Cannabidiol has become a popular go-to option for men and women who are looking for relief from a range of conditions, such as stress, anxiety, and inflammation. With the passage of the 2018 Farm Bill, states have the power to determine the legal status of CBD in their own jurisdictions. Every state is different and when it comes to Arizona, here is the information that is out there concerning CBD’s status:
The Arizona Medical Marijuana Act
Arizona passed the Arizona Medical Marijuana Act in 2010. Under the Act, medical marijuana is permitted for use by qualifying patients. There are two types of qualifying patients, “Adult Patients” and “Patients Under the Age of 18.” Different regulations apply to each, so those who are interested in applying for qualification must meet the requirements.

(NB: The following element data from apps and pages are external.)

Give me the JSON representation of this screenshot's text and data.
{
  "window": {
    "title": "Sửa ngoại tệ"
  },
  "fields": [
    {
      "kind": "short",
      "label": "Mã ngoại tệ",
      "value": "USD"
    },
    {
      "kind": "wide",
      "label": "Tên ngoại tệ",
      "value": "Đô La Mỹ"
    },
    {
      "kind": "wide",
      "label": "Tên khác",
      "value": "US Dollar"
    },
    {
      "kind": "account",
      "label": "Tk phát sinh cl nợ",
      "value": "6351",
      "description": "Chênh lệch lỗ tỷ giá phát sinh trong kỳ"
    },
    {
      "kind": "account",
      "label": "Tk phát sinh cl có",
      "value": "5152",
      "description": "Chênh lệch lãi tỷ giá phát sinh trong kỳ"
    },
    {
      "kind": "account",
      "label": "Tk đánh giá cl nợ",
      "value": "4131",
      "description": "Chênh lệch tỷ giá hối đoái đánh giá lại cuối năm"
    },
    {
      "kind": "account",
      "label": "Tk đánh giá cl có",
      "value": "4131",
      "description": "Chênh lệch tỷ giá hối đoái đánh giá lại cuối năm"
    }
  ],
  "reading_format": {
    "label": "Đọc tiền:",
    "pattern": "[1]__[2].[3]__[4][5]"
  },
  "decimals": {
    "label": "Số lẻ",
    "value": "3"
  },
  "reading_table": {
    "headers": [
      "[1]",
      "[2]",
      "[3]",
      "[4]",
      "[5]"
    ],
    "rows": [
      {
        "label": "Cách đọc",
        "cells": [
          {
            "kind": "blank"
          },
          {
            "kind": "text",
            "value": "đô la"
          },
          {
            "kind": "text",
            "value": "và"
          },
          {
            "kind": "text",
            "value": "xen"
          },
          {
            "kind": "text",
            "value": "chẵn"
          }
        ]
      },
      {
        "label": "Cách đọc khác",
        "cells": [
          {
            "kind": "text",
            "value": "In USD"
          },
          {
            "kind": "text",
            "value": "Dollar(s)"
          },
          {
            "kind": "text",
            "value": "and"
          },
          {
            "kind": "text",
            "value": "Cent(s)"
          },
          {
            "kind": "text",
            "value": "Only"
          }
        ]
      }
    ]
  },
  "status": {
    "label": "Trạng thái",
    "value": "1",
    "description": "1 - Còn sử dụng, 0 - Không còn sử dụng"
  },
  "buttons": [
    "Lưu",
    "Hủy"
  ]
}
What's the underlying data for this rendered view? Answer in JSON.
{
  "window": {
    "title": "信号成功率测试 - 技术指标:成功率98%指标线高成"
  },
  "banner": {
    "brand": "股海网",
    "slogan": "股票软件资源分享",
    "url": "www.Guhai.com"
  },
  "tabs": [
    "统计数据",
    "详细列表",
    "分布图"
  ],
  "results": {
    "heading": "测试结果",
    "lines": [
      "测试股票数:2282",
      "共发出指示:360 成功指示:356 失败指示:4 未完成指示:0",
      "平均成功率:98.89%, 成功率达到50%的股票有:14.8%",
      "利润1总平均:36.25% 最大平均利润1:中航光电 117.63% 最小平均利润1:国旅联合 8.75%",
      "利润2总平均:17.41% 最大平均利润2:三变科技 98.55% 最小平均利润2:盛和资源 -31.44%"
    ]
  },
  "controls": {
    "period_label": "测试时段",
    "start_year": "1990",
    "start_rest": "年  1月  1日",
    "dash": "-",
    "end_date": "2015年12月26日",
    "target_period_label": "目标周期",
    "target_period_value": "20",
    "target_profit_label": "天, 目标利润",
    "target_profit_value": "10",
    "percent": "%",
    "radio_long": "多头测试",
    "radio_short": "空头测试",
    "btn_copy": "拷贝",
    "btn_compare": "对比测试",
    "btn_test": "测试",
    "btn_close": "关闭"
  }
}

Significantly, a “qualifying patient” is “a person who has been diagnosed by a physician as having a debilitating medical condition.” Qualifying patients who are interested in using medical marijuana in Arizona must register for a registration card. A “registry identification card” is defined as “a document issued by the department that identifies a person as a registered qualifying patient, registered designated caregiver or the registered nonprofit medical marijuana dispensary agent.”
The Arizona Department of Health Services provides a plethora of information on medical marijuana, but it also has a notice on its site concerning concerns over debilitating medical conditions. There is no consensus yet as to what such a condition is. As a result, the notice states that “The Department will accept petitions to add to the list of debilitating medical conditions from January 21 to 25, 2019. Petitions will be accepted via U.S. Mail only at P.O. Box 19000, Phoenix, AZ 85005 and must be postmarked by the last day of the petition cycle.”
Though there is no indication as to the results of the petition cycle, if anything does go forward, it may provide users with more insight as to what qualifies them for a medical marijuana card.
What is Usable Marijuana?
The definition of usable marijuana determines what users medical marijuana card holders can possess. The Arizona Medical Marijuana defines “usable marijuana” as “the dried flower of the marijuana plant, and any mixture or preparation thereof, but does not include the seeds, stalks and roots of the plant and does not include the weight of any non-marijuana ingredients combined with marijuana and prepared for consumption of food and drink.”
The issue with CBD is that it can be derived from various parts of the plant and many brands sell CBD, CBD oil, hemp, and hemp extract from the parts of the plant that are not designated as usable marijuana. This is the reason that medical marijuana qualifying patients must be careful concerning the products that they buy. Anything other than the dried flower, according to the definition of usable marijuana, seems to be banned.
Prohibited Conduct for Medical Marijuana Qualifying Patients
Qualifying patients who are permitted to use medical marijuana should also be aware that there are limitations to the act. As the Act explains, “This chapter does not authorize any person to engage in, and does not prevent the imposition of any civil, criminal or other penalties for engaging in” certain conduct. This conduct includes “undertaking any task under the influence of marijuana that would constitute negligence or professional malpractice” or “possessing or engaging in the medical use of marijuana” in public spaces, such as a school bus, on the grounds of any preschool or primary or secondary school, and in a correctional facility.
As for the use of marijuana, it cannot be used on any form of public transportation or in a public space. These are just a few of the examples identified in the act. Medical marijuana qualifying patients should read the act to determine the exact scope of the limitations. This way, users can use medical marijuana safely and smartly.
Arizona Industrial Hemp Pilot Program
Arizona’s Governor Dough Ducey signed a bill allowing for an industrial hemp pilot program. According to the news release, SB 1098 provides funding for the Arizona Department of Agriculture’s (AZDA) agricultural pilot program, which allows “universities and those with a license from AZDA to begin cultivating industrial hemp – the fiber form of cannabis.” The hemp must have a THC level below 0.3.
Also according to the news release, “Industrial hemp grown under the pilot program would be an agricultural product that requires a grower, transporter or processor to obtain a license from the AZDA.” Further, the news release highlights the hope for the bill, which is that it may open the state to the possibility of a new agricultural product and have a positive economic impact on the state.
Overall, qualifying medical marijuana patients in possession of a valid ID should ensure that they are purchasing products from a legitimate dispensary and products that are made only from the qualifying part of the plant. Users are encouraged to read through the legislation to understand its parameters and to stay updated of any changes, for good or for worse, in the law of the state.
Disclaimer: This is not legal advice or guidance. But simply general information. It is best to stay abreast of federal law and the law in one’s state and individuals are responsible for their own decisions concerning CBD and marijuana.